::: Extracted records

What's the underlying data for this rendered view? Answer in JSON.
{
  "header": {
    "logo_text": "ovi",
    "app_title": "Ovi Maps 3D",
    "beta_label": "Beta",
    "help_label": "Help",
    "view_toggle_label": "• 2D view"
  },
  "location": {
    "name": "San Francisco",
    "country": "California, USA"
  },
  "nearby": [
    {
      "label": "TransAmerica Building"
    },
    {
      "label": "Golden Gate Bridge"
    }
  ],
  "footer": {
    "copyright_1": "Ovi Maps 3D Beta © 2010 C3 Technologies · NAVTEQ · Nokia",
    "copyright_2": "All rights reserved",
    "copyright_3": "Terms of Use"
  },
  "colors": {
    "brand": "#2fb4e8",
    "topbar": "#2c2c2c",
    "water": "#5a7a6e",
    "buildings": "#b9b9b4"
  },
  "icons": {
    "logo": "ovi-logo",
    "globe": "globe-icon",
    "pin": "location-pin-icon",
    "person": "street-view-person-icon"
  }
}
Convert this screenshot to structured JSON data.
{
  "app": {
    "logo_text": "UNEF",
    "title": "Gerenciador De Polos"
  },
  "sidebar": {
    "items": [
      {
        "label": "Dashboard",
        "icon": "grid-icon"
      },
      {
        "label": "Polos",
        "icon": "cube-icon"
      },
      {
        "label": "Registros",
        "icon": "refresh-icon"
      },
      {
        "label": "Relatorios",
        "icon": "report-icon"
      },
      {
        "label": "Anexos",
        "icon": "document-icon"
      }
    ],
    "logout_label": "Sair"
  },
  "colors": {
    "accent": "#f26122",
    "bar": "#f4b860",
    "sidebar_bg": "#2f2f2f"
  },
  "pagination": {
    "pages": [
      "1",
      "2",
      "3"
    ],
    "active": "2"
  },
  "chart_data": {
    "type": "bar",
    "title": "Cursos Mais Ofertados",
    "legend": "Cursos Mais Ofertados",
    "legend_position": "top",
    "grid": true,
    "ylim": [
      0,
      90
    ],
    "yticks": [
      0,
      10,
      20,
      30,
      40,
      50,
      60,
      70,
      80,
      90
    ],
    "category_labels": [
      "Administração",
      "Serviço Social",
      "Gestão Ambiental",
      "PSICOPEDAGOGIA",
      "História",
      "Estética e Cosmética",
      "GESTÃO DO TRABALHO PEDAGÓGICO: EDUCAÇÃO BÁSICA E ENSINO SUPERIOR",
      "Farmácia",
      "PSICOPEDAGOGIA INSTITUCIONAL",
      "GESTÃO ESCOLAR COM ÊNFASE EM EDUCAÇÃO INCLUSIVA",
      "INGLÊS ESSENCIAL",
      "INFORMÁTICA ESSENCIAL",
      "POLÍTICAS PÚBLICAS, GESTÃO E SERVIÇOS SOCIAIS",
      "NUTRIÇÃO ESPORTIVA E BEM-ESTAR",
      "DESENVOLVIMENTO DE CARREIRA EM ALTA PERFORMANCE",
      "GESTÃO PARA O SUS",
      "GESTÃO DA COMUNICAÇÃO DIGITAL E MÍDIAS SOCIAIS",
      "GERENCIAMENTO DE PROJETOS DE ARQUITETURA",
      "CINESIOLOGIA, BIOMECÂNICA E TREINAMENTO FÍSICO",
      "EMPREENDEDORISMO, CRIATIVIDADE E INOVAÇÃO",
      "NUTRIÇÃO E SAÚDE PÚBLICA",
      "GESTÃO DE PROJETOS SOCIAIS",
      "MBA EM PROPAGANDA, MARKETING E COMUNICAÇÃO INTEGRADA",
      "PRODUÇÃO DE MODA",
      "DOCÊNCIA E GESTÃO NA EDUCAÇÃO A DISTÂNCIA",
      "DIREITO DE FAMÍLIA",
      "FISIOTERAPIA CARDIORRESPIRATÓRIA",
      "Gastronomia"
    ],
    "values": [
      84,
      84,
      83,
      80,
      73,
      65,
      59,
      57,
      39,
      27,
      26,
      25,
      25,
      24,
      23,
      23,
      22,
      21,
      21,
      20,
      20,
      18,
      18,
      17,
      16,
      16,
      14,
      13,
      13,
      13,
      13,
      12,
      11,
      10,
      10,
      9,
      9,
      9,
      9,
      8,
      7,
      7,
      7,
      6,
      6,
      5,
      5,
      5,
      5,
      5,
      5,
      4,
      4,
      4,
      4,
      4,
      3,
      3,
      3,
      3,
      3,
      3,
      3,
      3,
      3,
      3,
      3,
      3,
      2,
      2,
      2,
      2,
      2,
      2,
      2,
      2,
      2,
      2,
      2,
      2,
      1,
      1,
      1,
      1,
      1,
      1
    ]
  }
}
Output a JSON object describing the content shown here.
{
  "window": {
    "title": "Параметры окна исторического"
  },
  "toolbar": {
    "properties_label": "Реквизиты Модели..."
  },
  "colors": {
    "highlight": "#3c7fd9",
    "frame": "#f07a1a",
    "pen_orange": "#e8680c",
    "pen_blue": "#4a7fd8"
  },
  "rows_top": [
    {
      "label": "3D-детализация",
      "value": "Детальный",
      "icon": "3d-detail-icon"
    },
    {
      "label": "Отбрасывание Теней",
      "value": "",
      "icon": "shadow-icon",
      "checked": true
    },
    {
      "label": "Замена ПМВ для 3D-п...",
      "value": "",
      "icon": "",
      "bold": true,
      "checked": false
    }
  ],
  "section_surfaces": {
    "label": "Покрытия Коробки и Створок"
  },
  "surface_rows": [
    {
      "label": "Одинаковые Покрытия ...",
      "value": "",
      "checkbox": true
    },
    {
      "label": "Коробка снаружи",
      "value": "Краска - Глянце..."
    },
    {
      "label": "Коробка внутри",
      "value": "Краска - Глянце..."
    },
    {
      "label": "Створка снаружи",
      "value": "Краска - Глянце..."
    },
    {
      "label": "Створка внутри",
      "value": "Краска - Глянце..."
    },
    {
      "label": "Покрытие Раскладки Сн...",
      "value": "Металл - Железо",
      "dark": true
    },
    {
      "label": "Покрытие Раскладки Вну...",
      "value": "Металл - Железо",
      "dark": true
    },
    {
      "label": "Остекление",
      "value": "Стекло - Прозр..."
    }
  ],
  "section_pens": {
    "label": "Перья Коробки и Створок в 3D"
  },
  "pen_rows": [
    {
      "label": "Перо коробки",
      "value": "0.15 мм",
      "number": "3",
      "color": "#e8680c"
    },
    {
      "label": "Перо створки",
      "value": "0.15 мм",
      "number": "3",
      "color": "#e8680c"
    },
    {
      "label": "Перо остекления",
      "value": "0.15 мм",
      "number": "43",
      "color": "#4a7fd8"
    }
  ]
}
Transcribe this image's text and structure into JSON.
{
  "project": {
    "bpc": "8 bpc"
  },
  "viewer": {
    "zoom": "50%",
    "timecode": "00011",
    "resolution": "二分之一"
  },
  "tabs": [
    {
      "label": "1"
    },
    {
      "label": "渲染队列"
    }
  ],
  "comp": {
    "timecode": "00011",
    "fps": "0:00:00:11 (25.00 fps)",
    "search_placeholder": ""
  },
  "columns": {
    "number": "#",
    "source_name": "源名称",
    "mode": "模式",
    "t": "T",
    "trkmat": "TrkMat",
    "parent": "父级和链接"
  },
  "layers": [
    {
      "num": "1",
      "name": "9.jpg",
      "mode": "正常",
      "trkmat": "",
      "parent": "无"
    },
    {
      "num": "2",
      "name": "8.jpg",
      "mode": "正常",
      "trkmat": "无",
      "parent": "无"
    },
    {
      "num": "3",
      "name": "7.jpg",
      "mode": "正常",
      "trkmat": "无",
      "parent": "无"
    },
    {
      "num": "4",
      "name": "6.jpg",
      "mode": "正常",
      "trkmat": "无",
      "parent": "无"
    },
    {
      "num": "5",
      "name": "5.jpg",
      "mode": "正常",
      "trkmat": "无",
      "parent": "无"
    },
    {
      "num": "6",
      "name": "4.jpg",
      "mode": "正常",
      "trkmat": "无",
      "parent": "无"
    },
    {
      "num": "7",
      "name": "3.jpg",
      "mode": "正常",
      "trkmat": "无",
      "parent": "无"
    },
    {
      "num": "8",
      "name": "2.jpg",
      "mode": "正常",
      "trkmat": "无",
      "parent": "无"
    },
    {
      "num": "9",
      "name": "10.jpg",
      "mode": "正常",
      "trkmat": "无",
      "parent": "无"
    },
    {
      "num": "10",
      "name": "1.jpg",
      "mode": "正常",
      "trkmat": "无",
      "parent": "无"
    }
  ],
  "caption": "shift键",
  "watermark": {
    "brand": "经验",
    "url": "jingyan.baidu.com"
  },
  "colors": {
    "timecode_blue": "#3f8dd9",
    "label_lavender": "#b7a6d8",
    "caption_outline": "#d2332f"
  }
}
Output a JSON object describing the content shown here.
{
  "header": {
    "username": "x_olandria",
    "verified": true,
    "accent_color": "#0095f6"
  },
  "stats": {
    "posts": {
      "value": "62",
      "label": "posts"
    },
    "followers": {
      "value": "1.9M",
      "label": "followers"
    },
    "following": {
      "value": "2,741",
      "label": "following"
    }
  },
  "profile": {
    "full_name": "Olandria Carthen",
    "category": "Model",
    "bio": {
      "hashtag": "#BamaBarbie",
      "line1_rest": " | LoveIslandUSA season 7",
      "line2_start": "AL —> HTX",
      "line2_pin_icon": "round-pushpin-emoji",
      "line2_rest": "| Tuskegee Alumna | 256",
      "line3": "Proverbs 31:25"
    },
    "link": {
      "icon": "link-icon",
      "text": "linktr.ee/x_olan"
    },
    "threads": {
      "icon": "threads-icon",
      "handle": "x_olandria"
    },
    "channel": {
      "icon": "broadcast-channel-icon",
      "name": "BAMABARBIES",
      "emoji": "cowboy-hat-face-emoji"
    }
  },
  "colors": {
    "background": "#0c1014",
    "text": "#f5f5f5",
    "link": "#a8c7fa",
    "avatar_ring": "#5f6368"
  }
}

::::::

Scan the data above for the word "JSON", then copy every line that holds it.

--- Output ---
What's the underlying data for this rendered view? Answer in JSON.
Convert this screenshot to structured JSON data.
Output a JSON object describing the content shown here.
Transcribe this image's text and structure into JSON.
Output a JSON object describing the content shown here.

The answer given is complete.